Over the past seven years, we’ve advocated for creating a framework that gives independent workers the benefits and protections they deserve, while preserving the flexibility they want. One that offers an alternative to traditional employment and fits the way people are increasingly choosing to work. A framework where people can choose work that fits the rhythms of their lives, not the other way around.  

Today, in resolving a longstanding lawsuit in Massachusetts, we have reached an agreement with Attorney General Andrea Campbell that gives drivers access to new protections and benefits, including the nation’s first portable health insurance benefit fund, while preserving their ability to work independently.

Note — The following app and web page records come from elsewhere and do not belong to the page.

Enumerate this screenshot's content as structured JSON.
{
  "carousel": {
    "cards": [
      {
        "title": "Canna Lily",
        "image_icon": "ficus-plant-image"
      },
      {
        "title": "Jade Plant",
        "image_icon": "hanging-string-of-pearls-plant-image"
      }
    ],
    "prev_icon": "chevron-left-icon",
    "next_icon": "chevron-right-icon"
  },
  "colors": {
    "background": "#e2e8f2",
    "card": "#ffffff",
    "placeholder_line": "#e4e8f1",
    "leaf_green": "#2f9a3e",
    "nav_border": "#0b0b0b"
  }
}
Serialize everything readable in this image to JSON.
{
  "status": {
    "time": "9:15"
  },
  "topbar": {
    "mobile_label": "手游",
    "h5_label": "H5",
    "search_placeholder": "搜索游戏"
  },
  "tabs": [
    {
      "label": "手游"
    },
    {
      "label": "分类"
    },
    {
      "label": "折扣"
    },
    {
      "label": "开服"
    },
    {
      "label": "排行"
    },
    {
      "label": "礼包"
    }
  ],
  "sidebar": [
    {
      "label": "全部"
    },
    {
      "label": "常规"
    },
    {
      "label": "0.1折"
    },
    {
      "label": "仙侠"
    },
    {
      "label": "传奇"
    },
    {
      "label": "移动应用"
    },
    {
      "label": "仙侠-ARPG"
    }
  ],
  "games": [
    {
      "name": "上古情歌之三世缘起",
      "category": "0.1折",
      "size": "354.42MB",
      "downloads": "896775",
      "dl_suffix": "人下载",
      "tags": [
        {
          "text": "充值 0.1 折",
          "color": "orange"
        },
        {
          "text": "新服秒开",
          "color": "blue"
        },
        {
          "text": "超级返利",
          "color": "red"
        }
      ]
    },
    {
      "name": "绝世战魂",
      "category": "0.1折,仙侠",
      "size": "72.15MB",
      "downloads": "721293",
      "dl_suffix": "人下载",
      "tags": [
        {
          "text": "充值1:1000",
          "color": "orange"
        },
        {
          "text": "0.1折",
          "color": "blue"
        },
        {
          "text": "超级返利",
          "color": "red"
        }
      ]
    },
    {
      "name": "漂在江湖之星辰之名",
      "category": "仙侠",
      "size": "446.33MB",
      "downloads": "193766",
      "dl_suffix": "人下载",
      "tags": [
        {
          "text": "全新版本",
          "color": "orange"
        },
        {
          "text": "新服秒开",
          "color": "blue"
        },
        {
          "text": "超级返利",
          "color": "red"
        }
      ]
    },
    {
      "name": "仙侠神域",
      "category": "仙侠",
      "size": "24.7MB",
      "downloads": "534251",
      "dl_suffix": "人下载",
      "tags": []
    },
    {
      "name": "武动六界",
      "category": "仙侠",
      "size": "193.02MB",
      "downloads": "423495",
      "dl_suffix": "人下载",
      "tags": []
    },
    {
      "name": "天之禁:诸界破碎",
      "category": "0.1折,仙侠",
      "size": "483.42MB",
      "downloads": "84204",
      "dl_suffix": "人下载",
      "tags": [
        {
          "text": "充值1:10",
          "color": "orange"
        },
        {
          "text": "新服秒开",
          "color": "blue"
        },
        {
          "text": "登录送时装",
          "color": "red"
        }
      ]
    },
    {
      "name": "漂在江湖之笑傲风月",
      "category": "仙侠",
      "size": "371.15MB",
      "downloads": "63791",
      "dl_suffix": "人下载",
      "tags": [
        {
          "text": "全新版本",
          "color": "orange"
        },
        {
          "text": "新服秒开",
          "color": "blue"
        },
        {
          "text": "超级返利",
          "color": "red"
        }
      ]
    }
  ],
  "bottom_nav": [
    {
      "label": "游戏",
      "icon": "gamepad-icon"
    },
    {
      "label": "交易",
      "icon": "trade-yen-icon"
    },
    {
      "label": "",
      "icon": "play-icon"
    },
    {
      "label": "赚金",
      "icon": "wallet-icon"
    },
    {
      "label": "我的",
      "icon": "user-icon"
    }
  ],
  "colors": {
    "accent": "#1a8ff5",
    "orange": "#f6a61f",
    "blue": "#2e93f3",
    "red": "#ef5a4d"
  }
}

  • Portable Health Insurance Benefit Fund: Starting in March 2025, drivers who average at least 15 hours en route to pick up or with a passenger per week in a quarter (combining time spent driving with Uber and/or Lyft) will receive a cash stipend towards the cost of a qualifying health plan. Qualifying drivers averaging at least 25 hours per week between the two companies will be eligible for a full stipend, while those averaging between 15 and 25 hours may be eligible for a half stipend.
  • A Minimum Earnings Guarantee: Starting August 15, each Massachusetts driver will be guaranteed minimum earnings of $32.50 per hour for time spent on the way to the pickup and during a ride. For each two week earnings period, Uber will compare the driver’s total earnings against the earnings floor and top up the driver’s pay if it is below the earnings floor. Ensuring the pay guarantee is met over a period of two weeks, rather than on each trip, helps to  keep trips affordable for riders. That’s why this same standard was adopted by voters in California, the Attorney General in New York, and the legislature in Minnesota
  • Occupational Accident Insurance: Uber will provide occupational accident insurance at no cost to drivers. This insurance will provide drivers with $1,000,000 in coverage for medical expenses, as well as disability payments if they are injured while driving on the platform and are unable to continue working. Coverage will begin October 1.
  • Paid Sick Leave: Beginning November 1, drivers will accrue a bank of paid sick leave at a rate of 1 hour of sick pay for every 30 hours spent en route or with a passenger in the vehicle. Drivers will be able to access this bank at any time to offset lost earnings when they need to take time off to care for themselves or their loved ones.
  • Paid Family Medical Leave Insurance: Starting October 1, all drivers will be eligible for a quarter-end payment equal to half the cost of enrolling in the state’s Paid Family Medical Leave insurance program. This payment will be made irrespective of whether the driver has opted into the program, with the first payment coming after the end of that quarter. For details on how to enroll, visit the state program website here.
  • Account Deactivation Appeals: Every driver in the state will continue to have access to our Deactivations Review Center in the event they feel their account has been mistakenly or wrongfully deactivated.
  • Multilingual Chat Support: Coming next year, Uber will provide all drivers with live chat support, available in English, Spanish, French and Portuguese.

This agreement is an example of what independent, flexible work with dignity should look like in the 21st century. We are thrilled to see more policymakers supporting portable benefits and innovative frameworks to improve independent work. 

In taking this opportunity, we’ve resolved historical liabilities by constructing a new operating model that balances both flexibility and benefits. This allows both Uber and Massachusetts to move forward in a way that reflects what drivers want and demonstrates to other states what’s possible to achieve. 

We hope to engage other policymakers, drivers, advocates and stakeholders around the world to forge similar solutions.